Task instructions
Go through the listing and copy each line with the string "privileges".

Data under study
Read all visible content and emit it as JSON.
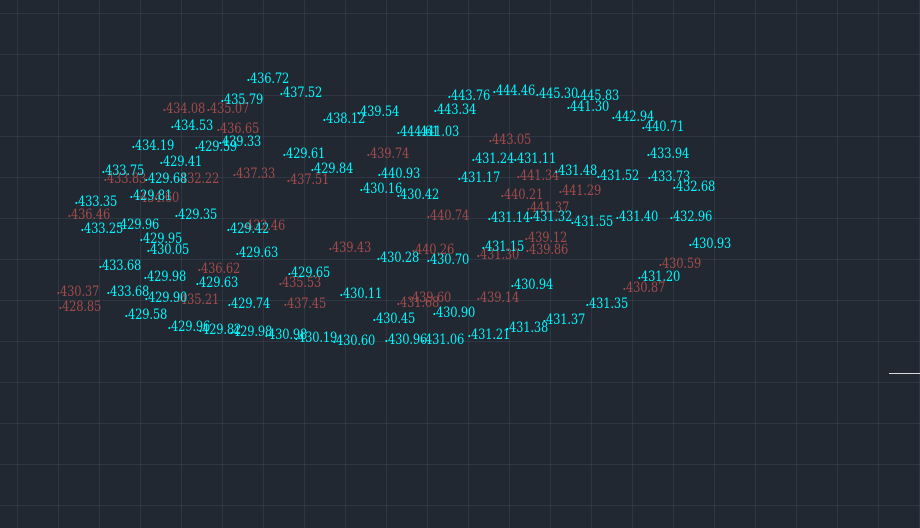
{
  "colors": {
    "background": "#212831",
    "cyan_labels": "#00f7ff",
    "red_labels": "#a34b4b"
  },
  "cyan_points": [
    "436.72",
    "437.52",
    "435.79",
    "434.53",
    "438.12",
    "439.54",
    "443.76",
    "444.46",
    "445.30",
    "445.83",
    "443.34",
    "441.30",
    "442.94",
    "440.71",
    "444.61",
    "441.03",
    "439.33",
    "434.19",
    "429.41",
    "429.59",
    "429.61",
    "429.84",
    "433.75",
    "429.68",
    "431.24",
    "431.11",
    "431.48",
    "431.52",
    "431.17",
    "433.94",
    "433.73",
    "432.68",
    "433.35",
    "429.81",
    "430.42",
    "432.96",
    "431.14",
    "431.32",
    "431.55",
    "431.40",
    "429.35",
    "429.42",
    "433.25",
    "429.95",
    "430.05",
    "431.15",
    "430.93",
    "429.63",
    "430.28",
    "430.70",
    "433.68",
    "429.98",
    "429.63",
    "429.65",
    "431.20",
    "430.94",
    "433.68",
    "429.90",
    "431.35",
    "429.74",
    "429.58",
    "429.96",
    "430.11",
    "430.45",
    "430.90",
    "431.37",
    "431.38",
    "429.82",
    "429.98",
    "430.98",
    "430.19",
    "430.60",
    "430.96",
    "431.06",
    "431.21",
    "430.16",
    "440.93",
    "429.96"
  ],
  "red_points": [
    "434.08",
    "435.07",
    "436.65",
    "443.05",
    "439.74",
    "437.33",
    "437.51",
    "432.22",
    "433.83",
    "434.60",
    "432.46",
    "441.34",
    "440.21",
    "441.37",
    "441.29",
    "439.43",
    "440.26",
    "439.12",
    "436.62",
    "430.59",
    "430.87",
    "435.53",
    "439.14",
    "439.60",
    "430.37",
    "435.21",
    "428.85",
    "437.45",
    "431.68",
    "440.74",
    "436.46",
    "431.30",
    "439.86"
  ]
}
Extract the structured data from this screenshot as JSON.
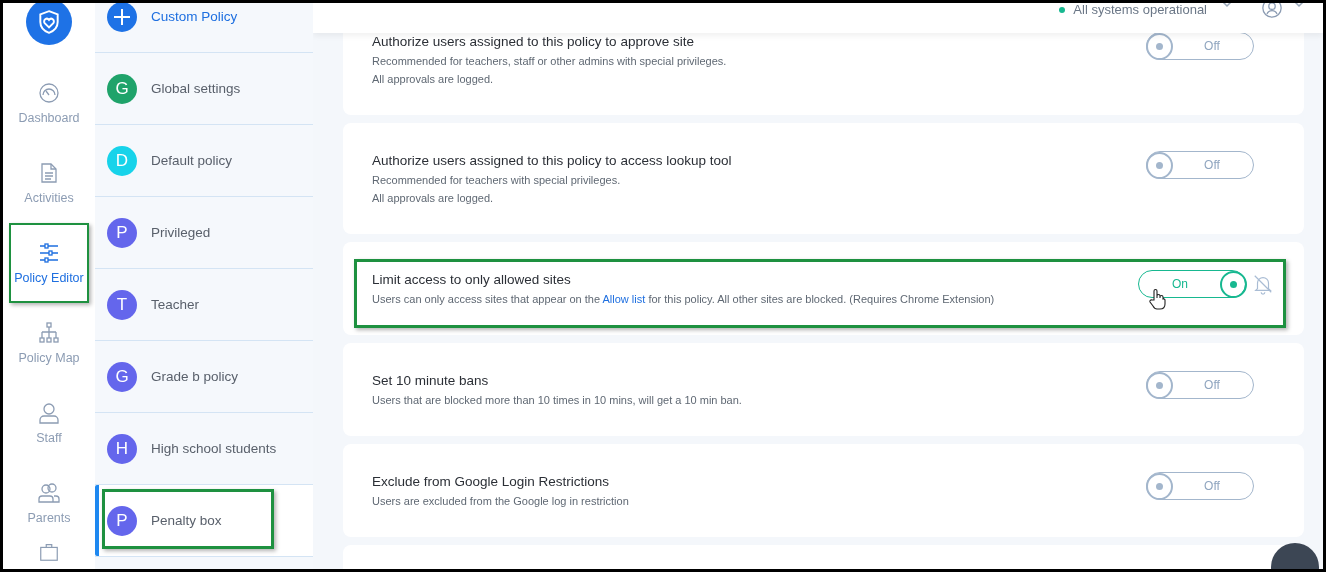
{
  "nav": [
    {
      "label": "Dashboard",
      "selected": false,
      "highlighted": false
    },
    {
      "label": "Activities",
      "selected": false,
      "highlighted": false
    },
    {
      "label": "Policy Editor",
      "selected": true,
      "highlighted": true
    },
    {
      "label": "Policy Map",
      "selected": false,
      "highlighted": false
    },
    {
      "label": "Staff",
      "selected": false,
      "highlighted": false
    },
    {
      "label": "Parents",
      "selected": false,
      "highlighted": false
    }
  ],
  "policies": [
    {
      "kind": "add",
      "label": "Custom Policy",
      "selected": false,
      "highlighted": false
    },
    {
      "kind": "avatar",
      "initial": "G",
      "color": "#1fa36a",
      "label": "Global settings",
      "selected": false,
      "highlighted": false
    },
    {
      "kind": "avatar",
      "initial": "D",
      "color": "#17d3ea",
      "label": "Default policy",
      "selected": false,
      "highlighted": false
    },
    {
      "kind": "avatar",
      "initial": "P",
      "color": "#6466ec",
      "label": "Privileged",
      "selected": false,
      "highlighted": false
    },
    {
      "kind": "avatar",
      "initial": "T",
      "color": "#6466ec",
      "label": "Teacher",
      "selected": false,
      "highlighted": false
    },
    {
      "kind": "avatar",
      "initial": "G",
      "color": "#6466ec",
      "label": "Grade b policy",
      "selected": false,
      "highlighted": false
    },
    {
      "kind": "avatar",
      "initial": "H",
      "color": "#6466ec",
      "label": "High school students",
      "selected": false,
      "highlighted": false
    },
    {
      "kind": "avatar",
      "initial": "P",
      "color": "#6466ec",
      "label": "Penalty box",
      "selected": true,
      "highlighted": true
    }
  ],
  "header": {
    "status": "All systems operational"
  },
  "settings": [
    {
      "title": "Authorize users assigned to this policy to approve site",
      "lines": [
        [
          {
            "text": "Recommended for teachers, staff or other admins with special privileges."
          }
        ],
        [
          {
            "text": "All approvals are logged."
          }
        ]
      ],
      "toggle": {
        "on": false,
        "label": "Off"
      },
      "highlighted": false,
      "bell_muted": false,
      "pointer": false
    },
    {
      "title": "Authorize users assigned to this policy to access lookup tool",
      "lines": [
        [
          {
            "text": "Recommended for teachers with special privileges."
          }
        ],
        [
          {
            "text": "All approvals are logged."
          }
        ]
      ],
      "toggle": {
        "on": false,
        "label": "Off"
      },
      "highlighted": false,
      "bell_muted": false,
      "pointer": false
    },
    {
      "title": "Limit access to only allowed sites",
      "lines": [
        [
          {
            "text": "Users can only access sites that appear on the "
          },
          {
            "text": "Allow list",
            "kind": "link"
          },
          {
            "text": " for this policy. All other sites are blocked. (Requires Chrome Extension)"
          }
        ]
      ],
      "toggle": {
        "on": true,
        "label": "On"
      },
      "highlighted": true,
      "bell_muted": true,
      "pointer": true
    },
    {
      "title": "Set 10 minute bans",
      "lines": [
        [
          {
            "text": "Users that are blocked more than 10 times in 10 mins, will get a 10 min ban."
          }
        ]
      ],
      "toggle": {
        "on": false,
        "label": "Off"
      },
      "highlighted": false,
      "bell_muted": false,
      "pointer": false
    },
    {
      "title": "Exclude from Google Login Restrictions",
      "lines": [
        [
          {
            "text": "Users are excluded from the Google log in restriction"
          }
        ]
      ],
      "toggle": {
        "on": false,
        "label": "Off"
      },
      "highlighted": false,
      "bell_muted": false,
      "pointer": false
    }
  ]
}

Exercise response
            "text": "Recommended for teachers, staff or other admins with special privileges."
            "text": "Recommended for teachers with special privileges."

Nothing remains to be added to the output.